— Excerpted records —
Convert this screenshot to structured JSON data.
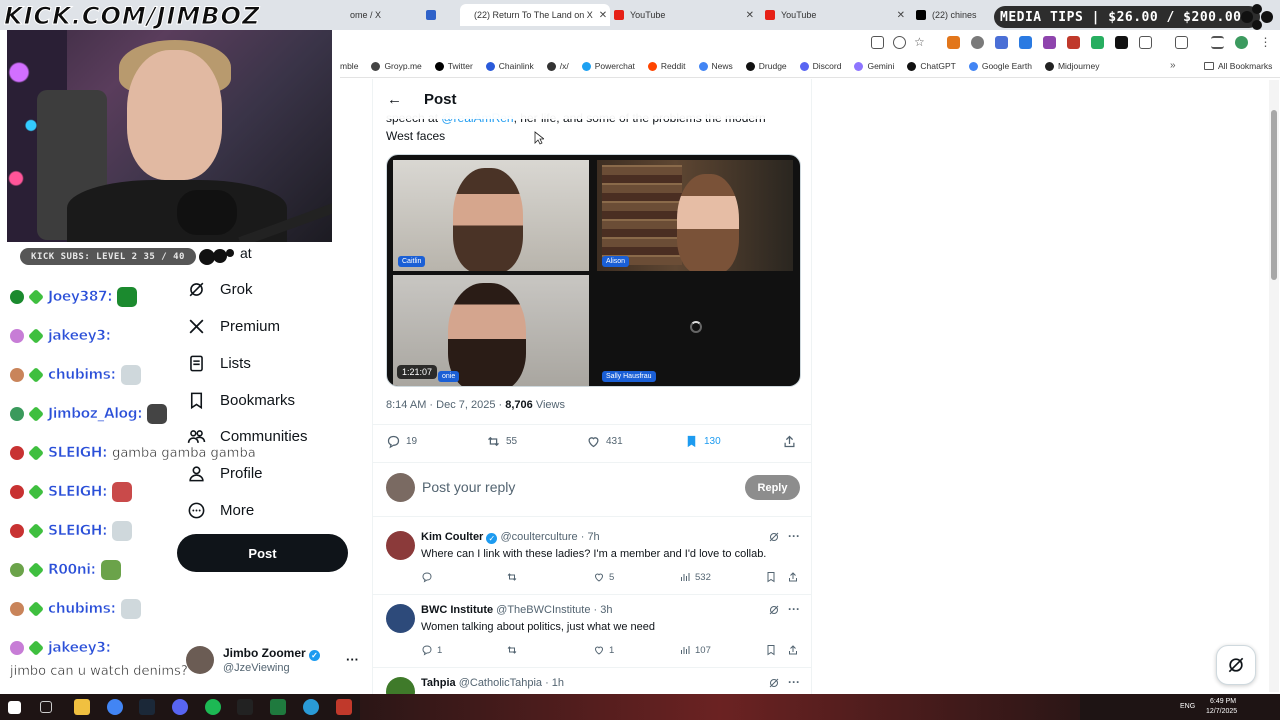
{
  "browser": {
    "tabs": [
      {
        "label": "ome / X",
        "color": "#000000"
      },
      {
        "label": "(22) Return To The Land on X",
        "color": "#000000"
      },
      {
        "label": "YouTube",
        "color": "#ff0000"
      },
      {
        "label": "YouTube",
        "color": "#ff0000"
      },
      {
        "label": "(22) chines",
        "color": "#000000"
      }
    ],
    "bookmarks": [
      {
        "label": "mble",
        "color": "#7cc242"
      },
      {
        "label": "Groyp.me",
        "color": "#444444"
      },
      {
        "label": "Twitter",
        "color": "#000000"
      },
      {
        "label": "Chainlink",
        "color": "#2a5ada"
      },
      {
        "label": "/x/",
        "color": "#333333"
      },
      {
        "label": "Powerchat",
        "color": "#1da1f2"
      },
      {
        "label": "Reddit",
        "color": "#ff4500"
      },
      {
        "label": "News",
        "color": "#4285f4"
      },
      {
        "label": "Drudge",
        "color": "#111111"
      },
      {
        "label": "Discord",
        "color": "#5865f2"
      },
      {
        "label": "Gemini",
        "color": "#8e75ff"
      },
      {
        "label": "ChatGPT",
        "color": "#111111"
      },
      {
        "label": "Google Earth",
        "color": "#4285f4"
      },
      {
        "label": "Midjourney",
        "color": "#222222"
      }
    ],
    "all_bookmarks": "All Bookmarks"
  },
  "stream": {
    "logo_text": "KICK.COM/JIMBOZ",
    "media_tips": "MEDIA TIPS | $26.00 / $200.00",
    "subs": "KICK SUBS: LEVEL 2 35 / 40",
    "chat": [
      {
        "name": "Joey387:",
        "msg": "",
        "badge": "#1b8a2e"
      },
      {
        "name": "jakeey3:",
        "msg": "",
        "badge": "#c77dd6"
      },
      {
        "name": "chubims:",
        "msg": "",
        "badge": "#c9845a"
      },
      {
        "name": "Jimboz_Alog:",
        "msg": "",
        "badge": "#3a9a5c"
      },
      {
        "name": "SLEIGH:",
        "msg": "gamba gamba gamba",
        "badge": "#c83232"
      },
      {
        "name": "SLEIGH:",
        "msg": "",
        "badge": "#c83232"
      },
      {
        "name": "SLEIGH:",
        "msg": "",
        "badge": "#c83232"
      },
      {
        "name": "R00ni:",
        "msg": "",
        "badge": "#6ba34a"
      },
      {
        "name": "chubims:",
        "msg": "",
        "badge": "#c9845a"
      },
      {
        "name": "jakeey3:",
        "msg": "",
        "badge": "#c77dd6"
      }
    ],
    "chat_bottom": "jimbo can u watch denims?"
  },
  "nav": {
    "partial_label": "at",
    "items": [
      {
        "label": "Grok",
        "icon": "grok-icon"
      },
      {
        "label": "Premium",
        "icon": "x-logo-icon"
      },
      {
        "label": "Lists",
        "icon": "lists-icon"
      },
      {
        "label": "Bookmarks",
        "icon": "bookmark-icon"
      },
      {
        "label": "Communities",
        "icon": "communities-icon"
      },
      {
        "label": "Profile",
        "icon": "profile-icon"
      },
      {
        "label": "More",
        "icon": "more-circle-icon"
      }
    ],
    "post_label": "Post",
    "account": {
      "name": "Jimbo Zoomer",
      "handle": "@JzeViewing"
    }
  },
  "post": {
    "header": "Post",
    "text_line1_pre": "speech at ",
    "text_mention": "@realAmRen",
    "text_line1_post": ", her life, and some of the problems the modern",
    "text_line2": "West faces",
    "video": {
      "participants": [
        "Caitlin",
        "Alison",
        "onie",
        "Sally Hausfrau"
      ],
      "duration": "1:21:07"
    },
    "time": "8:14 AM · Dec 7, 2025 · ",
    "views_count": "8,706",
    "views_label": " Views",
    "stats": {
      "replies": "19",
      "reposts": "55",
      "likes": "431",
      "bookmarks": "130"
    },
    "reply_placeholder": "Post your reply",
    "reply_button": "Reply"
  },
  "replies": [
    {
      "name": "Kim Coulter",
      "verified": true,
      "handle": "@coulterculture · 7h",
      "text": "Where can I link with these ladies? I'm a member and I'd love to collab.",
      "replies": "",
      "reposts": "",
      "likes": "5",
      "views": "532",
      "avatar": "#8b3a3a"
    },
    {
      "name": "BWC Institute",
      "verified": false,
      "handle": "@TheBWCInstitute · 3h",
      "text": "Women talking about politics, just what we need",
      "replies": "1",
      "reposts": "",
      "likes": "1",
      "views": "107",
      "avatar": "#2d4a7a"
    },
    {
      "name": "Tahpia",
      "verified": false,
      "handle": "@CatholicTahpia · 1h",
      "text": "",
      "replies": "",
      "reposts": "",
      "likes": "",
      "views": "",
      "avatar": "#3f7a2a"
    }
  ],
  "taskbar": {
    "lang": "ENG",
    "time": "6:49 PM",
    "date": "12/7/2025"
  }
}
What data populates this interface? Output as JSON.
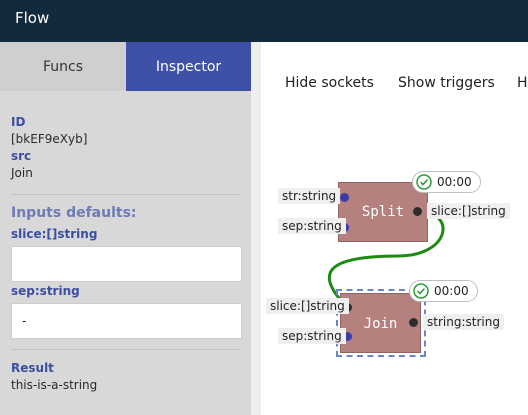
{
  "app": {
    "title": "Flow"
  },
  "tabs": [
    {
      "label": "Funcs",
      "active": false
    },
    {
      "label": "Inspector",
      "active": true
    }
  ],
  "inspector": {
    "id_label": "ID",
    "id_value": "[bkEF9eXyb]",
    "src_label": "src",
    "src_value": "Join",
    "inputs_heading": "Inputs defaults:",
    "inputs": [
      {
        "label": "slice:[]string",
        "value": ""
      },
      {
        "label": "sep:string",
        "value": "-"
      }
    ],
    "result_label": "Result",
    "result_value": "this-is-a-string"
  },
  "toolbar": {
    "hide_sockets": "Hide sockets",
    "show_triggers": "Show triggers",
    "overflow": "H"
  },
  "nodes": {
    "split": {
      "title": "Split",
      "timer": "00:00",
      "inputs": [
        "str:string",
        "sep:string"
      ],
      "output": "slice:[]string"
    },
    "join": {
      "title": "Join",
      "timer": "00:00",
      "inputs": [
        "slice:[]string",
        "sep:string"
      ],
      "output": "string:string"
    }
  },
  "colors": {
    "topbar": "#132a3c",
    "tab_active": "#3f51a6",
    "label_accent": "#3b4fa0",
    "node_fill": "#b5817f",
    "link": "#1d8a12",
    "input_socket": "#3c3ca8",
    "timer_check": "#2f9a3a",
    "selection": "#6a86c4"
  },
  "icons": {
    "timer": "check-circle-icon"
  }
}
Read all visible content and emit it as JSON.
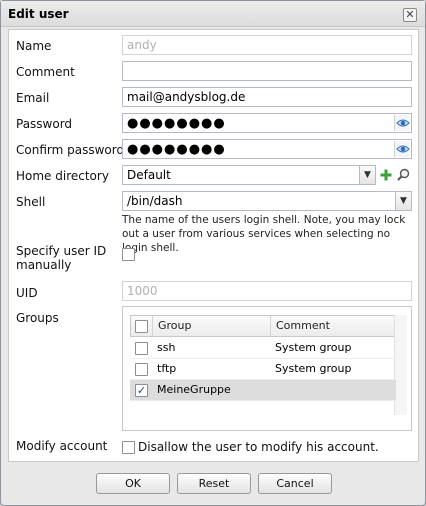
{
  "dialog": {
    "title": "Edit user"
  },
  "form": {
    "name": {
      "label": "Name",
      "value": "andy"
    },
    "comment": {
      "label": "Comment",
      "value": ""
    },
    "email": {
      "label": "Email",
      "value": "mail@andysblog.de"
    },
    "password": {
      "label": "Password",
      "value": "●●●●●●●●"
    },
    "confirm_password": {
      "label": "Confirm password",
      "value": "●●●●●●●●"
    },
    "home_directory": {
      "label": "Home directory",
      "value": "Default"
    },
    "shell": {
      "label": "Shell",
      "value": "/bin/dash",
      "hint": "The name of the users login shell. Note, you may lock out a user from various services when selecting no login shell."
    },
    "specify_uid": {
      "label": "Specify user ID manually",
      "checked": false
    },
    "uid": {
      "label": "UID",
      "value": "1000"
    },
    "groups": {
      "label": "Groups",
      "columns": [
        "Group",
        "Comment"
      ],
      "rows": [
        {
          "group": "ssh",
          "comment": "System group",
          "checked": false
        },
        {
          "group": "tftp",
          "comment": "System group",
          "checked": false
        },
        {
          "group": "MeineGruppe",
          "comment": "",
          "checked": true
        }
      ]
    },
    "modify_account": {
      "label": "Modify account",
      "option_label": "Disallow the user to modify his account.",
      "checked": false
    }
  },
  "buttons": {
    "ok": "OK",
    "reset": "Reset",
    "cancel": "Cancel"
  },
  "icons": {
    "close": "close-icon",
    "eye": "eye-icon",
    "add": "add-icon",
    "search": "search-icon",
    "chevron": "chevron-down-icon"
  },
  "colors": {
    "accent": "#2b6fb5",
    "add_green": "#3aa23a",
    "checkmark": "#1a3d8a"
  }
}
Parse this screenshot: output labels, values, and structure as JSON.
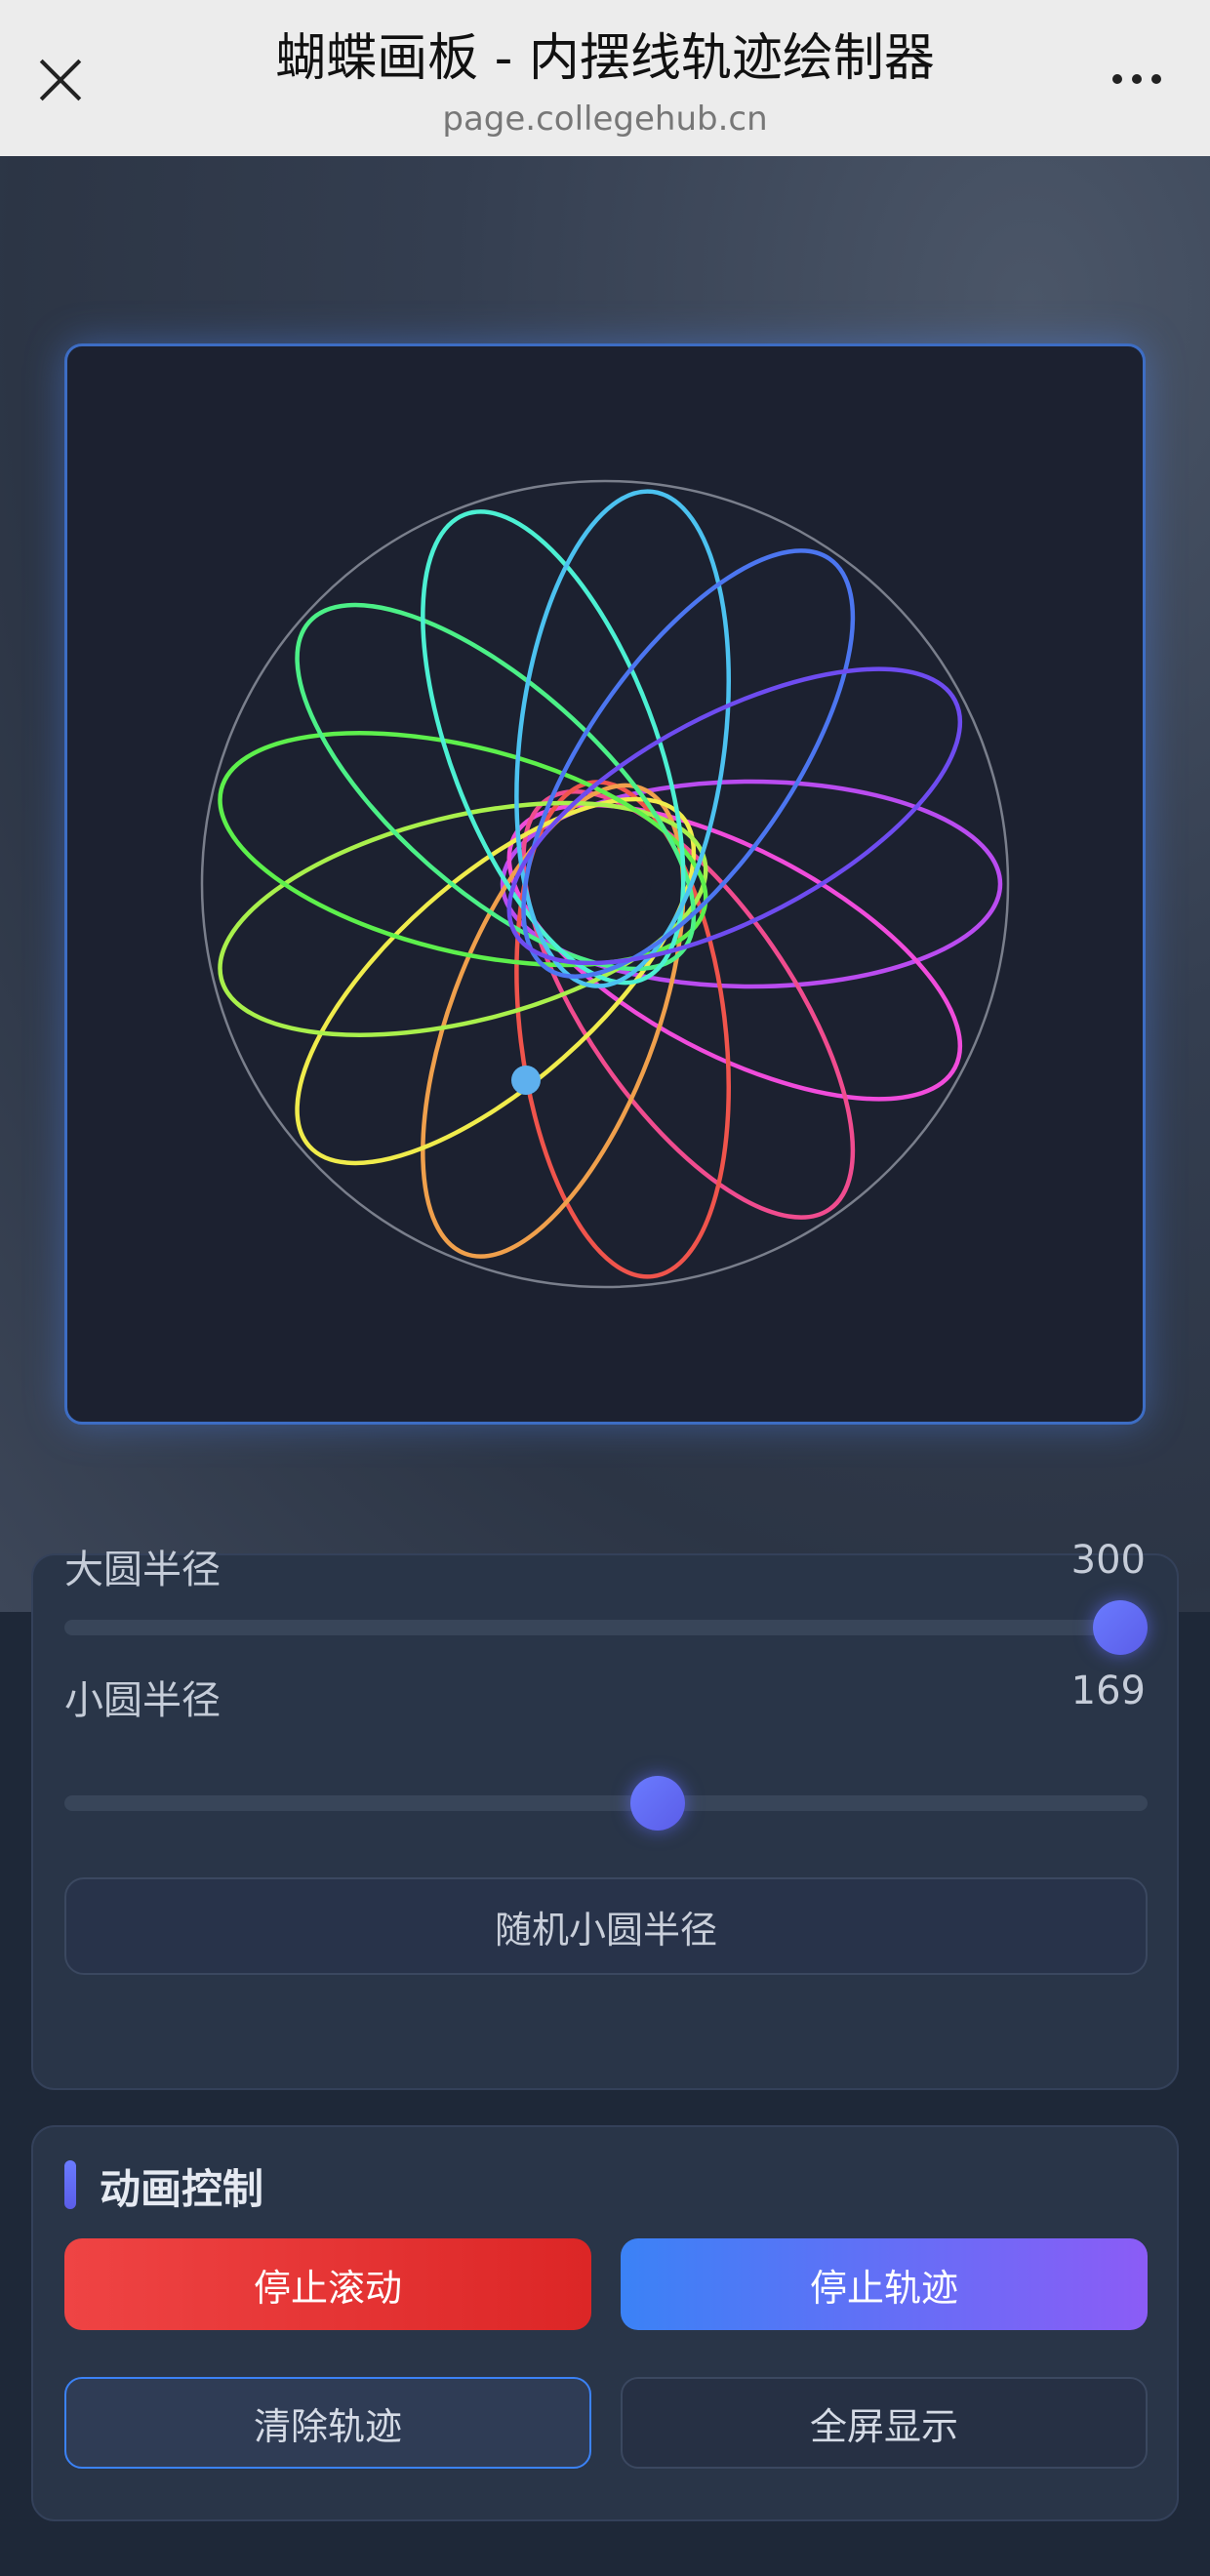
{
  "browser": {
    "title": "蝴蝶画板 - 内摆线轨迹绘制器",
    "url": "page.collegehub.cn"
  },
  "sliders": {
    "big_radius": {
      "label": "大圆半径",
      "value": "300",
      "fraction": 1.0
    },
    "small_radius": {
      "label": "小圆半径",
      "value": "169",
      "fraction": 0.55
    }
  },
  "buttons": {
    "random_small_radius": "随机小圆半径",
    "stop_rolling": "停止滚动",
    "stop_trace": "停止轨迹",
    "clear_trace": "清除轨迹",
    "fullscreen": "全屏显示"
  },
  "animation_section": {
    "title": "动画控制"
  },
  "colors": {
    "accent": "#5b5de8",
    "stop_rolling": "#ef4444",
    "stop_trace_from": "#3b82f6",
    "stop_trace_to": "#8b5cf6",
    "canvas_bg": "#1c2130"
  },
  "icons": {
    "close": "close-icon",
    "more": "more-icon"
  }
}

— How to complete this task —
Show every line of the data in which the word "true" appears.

— The answer —
      "verified": true,
      "active": true
          "checked": true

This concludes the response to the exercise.